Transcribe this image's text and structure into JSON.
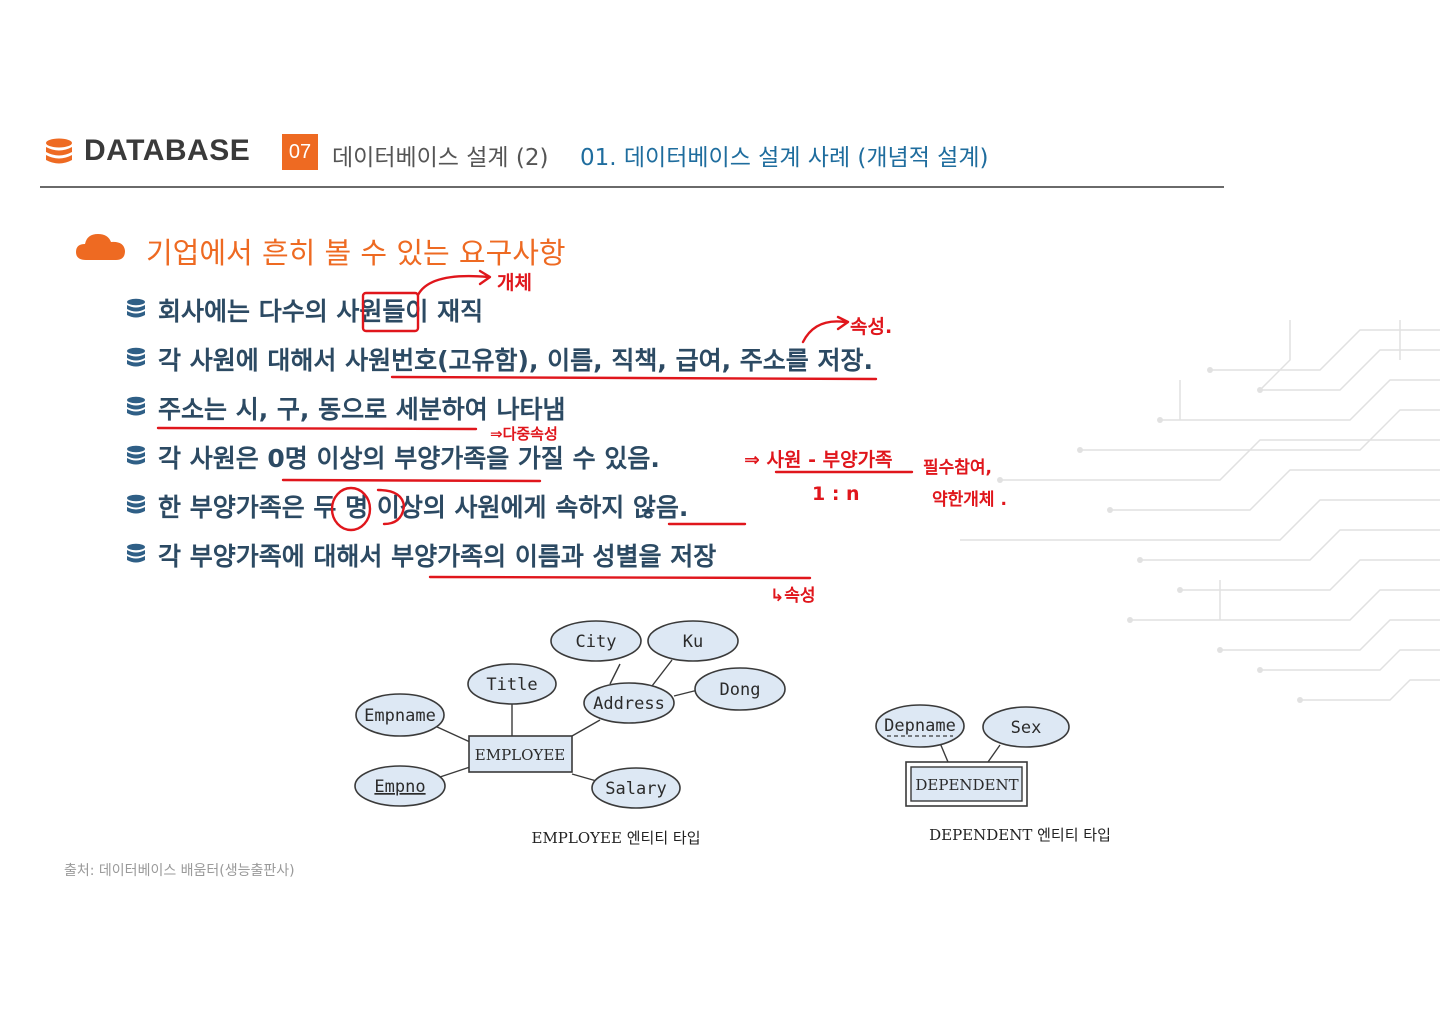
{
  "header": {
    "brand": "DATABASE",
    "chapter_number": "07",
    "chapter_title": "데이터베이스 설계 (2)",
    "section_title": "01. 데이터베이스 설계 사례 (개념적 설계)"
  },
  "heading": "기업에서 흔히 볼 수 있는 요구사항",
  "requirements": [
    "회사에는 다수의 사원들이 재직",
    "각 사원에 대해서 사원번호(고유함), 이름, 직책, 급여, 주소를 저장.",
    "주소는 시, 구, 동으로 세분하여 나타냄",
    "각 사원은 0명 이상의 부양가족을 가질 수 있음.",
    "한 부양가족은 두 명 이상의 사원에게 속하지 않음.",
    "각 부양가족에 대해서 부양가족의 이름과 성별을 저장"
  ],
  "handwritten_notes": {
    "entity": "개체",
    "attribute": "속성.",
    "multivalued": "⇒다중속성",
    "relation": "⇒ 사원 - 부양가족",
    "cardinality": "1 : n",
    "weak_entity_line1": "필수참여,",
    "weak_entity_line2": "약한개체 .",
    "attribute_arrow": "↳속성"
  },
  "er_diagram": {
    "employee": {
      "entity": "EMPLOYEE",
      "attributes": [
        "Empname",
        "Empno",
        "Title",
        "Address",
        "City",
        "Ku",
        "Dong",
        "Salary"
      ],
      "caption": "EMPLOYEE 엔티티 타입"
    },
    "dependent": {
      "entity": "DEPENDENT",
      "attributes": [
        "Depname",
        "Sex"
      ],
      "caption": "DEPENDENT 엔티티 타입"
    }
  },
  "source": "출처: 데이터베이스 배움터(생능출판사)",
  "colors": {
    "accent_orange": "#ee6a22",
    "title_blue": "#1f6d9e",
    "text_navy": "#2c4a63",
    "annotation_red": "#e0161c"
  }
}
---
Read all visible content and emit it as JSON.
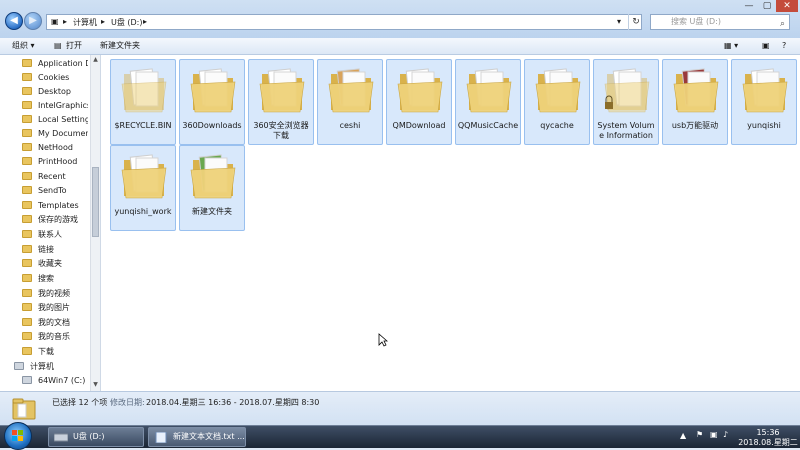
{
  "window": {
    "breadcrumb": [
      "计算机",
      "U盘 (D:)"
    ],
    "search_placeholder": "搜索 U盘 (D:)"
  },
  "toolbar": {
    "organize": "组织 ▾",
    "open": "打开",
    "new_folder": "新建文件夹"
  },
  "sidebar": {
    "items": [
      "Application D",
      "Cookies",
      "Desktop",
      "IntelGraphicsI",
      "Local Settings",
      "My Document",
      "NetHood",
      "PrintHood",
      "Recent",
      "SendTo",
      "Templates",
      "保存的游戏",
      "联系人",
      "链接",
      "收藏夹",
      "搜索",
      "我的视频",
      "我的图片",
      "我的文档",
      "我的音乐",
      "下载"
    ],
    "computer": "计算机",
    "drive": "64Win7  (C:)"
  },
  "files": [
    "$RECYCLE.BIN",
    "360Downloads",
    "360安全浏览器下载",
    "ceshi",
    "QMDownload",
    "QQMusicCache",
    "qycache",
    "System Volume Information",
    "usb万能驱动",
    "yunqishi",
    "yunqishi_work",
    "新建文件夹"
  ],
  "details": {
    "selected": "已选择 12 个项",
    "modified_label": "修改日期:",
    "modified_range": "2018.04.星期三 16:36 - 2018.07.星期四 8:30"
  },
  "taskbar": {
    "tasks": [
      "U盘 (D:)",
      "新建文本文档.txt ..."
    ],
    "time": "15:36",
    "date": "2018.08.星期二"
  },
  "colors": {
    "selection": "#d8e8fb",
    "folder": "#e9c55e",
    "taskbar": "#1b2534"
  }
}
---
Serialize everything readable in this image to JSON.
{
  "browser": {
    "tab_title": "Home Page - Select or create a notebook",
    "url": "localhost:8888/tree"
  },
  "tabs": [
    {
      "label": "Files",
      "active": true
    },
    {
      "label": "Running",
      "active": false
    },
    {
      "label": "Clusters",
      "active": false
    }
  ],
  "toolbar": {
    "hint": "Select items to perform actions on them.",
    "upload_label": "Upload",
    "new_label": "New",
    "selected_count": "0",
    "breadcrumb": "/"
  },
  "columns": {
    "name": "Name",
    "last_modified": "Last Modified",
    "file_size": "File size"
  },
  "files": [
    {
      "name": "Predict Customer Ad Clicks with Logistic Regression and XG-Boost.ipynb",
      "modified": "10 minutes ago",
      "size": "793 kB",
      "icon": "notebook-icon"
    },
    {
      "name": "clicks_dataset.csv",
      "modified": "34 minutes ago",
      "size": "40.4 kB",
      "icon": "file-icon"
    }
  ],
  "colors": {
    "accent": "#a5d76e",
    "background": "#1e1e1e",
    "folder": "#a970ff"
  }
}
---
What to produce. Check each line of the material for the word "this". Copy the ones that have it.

Result below.
Transcribe this image's text and structure into JSON.
Serialize everything readable in this image to JSON.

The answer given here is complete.